– As previous responses to internal and external influences Qantas has been de-layering their organisational structure to have a more flatter business structure to be more flexible and adaptable to change. As a result it leads to the many employees being made redundant as their needs are no longer their required this incurs large compulsory payments.
– As a way to manage large redundancy payments (in 2009 redundancy costs totaled $106 million) for the future, it is trying to rely on increasing the number of casual and part-time employees to reduce the need for large redundancy payments.
– Any significant change at Qantas requires staff to learn new skills especially when new technology is introduced.
– Re-training of 10,000 staff as a result of the reservation system to Amadeus (new systems and procedures).
– Qantas has created a ‘Qantas College Online’ as an online learning programme. This eliminates the need for managers to repeat information and training material to new employees as it they can self-educate themselves online.
– Retrained cabin crew for new international business class.
Re-Organising Plant Layout
– As Qantas acquires new aircrafts it must continually reorganise the layout of its maintenance operations to try and increase capacity and efficiency. For example JetStar is replacing its Boeing 717’s with Airbus A320’s and as a result must look for a new heavy maintenance base because its Newcastle base will not accommodate the larger planes.
– Considering Qantas intends on outsourcing many areas of the company and also reduction in the size of the permanent workforce and hiring more part-time/casual staff to increase workforce flexibility has made employees fearful of change as they feel it may threaten their job security.

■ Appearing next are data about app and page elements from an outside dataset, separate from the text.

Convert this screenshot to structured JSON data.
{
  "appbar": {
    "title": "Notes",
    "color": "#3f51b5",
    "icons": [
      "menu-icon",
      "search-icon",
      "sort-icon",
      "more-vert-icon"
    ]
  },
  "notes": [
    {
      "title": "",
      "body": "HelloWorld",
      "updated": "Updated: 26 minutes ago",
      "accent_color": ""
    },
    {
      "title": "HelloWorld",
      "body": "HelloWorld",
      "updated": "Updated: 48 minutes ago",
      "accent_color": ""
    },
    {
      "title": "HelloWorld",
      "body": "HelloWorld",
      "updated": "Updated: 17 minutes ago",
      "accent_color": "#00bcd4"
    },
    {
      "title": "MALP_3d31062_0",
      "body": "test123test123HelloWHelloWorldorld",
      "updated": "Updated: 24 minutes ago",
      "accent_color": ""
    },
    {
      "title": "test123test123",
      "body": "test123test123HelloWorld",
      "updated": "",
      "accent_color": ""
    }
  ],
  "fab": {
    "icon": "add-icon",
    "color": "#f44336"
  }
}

Employees may also resist change because:
* Their current skills are no longer required due to new work methods
* Required to retrain or learn new skills
* Disruption of existing work relations and patterns of behaviour
* Resentment over not being consulted about proposed changes
* Feelings of personal inadequacy and insecurity.